St. Bernard of Clairvaux wrote to a couple that had a miscarriage. In response to their question, “What is going to happen to my child? The child didn’t get baptized,”  St. Bernard said, “Your faith spoke for this child. Baptism for this child was only delayed by time. Your faith suffices. The waters of your womb — were they not the waters of life for this child? Look at your tears. Are they not like the waters of baptism? Do not fear this. God’s ability to love is greater than our fears. Surrender everything to God.”

This anecdote is on several sites for grieving couples. I do not wish in any way to add to anyone’s grief, and the closing line of the alleged saying is excellent advice no matter who originated it. But a friend asked if I knew which letter contains this.

According to Wikipedia, St. Bernard wrote 547 letters that are still extant. The Patrologia Latina has 460 of them (perhaps the others have been found in the centuries since the PL was prepared). The invaluable site Documenta Catholica Omnia has these 460 as Word documents I can search. (They are grouped into 100 per file, except the last file, so I had to do only five downloads, not 460.)

The letters are in Latin, so I chose relatively unusual words in the possible quotation. I settled on lacrima (tear) and baptismus (baptism). Note for Latin scholars: I actually searched for the letters lacri and baptis so that any ending would match. In particular, the word baptism can occur in masculine, feminine, and neuter form. Just searching for baptis avoids the whole issue.

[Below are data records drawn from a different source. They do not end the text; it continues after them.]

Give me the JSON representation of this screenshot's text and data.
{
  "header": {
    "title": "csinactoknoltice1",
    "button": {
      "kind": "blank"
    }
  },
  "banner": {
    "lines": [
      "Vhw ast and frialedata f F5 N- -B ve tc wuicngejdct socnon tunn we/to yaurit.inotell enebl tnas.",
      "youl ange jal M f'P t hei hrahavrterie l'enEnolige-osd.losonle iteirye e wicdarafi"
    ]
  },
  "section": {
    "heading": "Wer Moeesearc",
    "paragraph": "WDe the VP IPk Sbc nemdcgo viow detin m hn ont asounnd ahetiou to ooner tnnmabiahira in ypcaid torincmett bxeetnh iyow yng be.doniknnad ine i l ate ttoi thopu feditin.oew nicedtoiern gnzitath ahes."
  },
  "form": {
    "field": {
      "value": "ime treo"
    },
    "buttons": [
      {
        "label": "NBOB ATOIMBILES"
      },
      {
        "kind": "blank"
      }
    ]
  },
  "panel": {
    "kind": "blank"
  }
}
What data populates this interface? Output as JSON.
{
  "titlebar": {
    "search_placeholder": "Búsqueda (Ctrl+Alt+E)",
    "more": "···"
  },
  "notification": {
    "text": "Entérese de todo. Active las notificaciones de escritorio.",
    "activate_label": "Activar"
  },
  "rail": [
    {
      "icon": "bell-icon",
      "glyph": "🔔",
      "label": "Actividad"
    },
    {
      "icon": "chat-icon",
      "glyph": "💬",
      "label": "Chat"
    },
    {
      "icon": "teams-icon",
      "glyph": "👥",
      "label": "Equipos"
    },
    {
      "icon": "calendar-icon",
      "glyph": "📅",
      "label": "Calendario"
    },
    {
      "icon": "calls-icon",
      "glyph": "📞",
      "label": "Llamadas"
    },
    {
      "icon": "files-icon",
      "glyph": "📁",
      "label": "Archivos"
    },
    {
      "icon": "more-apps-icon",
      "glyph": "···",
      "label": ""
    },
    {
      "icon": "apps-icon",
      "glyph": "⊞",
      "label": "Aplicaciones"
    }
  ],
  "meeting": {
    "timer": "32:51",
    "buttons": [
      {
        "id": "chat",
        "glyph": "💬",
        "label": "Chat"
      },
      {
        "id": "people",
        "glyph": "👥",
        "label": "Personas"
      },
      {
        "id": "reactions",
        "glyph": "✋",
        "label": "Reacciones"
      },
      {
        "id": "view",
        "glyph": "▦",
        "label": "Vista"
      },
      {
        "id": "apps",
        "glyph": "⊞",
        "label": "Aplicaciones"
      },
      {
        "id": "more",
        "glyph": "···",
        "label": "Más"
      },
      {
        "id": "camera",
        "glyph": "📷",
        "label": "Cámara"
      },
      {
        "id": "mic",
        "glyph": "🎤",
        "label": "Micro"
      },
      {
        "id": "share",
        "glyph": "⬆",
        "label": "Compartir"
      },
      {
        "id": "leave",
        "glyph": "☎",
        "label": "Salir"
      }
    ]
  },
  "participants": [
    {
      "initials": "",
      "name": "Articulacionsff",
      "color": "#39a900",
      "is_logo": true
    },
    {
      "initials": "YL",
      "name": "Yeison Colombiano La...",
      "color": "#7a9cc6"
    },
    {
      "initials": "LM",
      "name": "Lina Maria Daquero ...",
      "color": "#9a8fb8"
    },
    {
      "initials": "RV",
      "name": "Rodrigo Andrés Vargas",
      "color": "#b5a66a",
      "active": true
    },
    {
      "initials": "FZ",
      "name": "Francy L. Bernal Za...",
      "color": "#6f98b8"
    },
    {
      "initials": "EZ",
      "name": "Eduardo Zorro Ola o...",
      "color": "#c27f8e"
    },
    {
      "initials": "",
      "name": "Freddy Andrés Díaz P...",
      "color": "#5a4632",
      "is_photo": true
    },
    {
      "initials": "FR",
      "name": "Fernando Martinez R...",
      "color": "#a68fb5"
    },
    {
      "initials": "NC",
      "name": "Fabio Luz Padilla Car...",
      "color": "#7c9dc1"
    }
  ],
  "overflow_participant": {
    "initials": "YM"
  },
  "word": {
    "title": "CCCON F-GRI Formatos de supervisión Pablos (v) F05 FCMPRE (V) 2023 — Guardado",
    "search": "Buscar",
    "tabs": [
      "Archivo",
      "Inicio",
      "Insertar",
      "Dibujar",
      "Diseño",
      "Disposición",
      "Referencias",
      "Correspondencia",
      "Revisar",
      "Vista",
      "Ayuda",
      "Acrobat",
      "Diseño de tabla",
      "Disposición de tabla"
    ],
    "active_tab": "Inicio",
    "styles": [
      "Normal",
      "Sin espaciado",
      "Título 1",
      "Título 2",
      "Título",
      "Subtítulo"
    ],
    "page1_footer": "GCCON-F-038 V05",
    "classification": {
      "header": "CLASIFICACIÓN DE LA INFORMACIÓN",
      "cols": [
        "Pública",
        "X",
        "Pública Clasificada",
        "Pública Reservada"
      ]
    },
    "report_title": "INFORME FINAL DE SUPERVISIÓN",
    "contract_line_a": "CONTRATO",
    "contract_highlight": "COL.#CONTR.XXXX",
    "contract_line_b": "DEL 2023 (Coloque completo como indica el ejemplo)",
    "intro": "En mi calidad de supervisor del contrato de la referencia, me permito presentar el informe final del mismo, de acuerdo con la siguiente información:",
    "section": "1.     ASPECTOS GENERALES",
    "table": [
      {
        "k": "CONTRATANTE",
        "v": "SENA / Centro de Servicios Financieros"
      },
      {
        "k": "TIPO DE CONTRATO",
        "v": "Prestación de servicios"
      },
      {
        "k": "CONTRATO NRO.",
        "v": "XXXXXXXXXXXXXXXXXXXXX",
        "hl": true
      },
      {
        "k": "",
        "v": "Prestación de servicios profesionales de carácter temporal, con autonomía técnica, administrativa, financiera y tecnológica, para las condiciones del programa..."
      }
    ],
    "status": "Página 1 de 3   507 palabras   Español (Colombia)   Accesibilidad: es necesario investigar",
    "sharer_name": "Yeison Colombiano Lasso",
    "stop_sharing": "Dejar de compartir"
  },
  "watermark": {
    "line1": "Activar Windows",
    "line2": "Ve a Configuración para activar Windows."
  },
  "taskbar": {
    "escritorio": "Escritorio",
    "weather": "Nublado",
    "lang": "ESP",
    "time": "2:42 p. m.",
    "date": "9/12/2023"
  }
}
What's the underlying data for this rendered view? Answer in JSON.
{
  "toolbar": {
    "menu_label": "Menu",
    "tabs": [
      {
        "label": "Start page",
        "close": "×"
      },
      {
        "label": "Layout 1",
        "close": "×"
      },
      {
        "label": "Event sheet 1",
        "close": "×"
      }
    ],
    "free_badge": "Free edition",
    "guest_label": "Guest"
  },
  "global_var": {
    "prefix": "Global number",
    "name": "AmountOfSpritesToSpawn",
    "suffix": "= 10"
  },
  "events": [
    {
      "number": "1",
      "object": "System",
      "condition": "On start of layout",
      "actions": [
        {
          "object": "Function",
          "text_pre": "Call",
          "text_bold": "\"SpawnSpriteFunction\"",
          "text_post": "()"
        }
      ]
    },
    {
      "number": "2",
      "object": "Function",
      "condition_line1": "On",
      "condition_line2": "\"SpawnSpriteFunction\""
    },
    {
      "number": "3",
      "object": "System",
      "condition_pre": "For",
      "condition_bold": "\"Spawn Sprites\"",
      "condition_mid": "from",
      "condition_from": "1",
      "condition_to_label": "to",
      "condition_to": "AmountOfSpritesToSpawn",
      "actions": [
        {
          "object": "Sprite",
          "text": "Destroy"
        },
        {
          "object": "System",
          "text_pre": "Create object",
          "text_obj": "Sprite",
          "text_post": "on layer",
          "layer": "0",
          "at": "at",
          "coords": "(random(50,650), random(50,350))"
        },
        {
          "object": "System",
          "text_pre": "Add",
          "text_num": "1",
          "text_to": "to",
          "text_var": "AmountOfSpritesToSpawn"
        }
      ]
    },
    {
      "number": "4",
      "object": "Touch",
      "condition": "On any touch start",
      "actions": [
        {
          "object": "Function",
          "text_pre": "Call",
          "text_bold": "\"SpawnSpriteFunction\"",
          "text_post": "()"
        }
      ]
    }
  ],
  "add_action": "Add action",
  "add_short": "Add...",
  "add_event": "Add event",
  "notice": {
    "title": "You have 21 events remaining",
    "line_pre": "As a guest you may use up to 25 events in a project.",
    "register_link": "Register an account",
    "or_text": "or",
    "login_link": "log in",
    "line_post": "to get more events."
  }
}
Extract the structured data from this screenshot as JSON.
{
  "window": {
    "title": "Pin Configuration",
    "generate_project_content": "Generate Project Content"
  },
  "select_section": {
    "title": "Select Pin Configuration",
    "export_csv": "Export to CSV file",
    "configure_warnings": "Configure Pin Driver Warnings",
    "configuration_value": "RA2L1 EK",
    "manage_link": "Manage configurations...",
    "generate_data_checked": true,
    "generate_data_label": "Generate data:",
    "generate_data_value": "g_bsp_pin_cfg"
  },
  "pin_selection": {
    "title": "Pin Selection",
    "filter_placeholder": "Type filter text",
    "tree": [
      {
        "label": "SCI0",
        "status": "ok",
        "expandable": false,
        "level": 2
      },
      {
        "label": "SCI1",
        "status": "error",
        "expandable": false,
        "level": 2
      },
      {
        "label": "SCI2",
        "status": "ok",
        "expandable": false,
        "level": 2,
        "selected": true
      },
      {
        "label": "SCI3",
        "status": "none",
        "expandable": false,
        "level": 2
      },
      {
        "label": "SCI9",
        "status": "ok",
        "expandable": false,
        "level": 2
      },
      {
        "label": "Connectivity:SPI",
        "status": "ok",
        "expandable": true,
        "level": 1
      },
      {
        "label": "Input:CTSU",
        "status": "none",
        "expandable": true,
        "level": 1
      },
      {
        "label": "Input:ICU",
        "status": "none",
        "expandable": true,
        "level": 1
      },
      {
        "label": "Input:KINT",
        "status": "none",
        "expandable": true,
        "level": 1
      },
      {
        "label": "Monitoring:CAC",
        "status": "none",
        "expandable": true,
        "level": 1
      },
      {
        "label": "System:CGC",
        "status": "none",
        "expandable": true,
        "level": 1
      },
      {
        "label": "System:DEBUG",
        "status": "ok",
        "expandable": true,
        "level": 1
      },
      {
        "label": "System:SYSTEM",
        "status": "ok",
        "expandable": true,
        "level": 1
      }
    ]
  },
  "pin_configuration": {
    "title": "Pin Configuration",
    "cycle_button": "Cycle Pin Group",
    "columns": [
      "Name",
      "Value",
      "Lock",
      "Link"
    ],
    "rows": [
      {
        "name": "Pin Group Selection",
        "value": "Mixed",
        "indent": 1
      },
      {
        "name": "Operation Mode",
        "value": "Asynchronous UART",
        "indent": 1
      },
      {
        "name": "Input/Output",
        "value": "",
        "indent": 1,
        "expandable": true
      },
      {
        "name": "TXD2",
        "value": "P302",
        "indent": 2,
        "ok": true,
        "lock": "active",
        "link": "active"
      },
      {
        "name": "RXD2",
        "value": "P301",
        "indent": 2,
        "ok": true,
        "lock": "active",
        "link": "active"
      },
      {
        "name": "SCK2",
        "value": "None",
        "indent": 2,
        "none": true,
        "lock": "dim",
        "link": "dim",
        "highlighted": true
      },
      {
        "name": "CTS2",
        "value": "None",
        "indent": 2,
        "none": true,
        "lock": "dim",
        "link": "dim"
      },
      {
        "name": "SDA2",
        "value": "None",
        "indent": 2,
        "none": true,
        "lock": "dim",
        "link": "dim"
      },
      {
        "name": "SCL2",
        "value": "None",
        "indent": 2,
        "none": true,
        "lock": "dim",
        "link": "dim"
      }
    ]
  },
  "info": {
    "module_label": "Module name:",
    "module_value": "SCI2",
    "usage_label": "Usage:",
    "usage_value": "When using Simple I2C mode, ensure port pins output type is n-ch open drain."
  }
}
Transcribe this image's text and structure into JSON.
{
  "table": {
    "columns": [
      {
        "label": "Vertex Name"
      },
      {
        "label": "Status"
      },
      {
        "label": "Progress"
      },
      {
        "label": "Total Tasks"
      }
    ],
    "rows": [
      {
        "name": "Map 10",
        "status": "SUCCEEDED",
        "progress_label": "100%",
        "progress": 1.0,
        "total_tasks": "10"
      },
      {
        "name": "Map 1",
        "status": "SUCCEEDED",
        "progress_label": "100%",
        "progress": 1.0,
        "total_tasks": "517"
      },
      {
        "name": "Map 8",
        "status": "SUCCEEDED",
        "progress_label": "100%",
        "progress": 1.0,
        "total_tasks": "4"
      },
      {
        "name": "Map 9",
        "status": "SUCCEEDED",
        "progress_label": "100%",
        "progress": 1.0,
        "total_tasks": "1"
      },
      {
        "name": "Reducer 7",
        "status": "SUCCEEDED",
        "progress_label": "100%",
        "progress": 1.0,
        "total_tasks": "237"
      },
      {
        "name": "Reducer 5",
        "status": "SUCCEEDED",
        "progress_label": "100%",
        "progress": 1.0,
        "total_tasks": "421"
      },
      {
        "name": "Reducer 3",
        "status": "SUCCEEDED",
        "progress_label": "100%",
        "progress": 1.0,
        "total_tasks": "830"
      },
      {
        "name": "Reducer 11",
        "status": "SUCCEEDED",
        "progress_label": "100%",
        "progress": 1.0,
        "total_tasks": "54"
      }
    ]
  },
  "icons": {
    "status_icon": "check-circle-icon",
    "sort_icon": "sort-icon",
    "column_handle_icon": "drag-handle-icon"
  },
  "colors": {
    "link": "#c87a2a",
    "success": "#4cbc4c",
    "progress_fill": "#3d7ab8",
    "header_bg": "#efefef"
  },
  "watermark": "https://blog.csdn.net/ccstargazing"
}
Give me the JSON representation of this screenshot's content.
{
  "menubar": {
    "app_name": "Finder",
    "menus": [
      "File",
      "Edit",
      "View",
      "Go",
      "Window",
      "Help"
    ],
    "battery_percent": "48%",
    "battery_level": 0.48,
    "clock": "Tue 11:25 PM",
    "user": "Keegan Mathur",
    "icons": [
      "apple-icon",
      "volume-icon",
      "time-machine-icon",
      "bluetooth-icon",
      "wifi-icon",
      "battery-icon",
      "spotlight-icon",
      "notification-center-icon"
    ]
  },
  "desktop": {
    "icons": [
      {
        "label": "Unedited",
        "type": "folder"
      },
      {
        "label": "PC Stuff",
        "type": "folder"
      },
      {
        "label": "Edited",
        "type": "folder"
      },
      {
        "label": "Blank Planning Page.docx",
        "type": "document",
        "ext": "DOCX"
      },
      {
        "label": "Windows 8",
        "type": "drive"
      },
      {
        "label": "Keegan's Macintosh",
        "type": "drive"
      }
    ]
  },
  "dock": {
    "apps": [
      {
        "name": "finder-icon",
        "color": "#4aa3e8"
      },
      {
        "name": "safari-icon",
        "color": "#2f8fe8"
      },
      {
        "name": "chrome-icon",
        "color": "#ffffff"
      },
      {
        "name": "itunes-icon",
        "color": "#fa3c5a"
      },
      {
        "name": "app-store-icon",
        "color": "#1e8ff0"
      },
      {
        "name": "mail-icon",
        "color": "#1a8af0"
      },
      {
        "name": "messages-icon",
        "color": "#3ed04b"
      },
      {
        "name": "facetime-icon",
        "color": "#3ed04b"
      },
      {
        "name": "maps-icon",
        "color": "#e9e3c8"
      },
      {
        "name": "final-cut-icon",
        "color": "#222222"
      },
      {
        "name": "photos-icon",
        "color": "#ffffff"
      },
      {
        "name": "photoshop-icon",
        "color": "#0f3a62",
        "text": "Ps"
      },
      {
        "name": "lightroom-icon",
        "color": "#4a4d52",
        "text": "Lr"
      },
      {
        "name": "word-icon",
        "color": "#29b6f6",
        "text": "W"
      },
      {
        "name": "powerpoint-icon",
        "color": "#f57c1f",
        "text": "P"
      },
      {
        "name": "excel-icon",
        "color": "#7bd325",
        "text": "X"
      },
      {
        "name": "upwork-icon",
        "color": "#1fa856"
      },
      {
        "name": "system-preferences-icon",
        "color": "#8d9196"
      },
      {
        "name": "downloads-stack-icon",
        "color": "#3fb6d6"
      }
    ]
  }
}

I searched all the letters first for baptis and then, independent of the first search, for lacri so as to pick up places where OCR/typing might have gotten one word or the other wrong. I found no matches. The phrase might be in one of the 87 letters I don’t have access to; I am pretty confident it’s not in any of the 460 I do have.

I was unable to find any citations by Googling. The alleged quotation is not listed on Wikiquote.

Because of the 87 letters I don’t have, I’m reluctant to say for certain that St. Bernard did not write this. But I am also reluctant to say that he did.

St. Catherine of Siena: The world is rotten because of silence

We’ve had enough exhortations to be silent. Cry out with a thousand tongues-I see the world is rotten because of silence.

Attr. St. Catherine of Siena

The quotation doesn’t sound implausibly attributed to her, but can it be shown to be authentic?

I will spare you the details of my long and fruitless search. Eventually, I semi-punted and asked an Italian-speaking friend, Fr. Bryan Jerabek, for help, hoping it would be easier to find it in Italian. He told me that medieval Italian is not the same as modern Italian, but he’d look anyhow, And, ecco!

It’s her letter #16, to an unidentified “great prelate” (perhaps Cardinal Pietro of Ostia.) That letter doesn’t seem to be on the Internet in English, which is why I couldn’t find it. You can see the medieval Italian version here. The relevant passage is as follows:

Oimè, non più tacere! Gridate con cento migliaia di lingue. Veggo che, per tacere, il mondo è guasto, la Sposa di Cristo è impallidita, toltogli è il colore, perchè gli è succhiato il sangue da dosso, cìoè che il sangue di Cristo, che è dato per grazia e non per debito.

Fr. Jerabek renders that as:

Be silent no more! Cry out with one hundred thousand tongues. I see that, because of this silence, the world is in ruins, the Spouse of Christ has grown pale; the color is taken from her face because her blood has been sucked out, that is the blood of Christ, which is given as a free gift and not by right.

So the currently-circulating version of the quotation is not quite accurate. “We’ve had enough exhortations to be silent” doesn’t appear (I suspect it got tacked on when someone used St. Catherine’s words in response to an exhortation to silence), and it’s 100K tongues, not simply 1,000. But I’m going to call the rest of it close enough.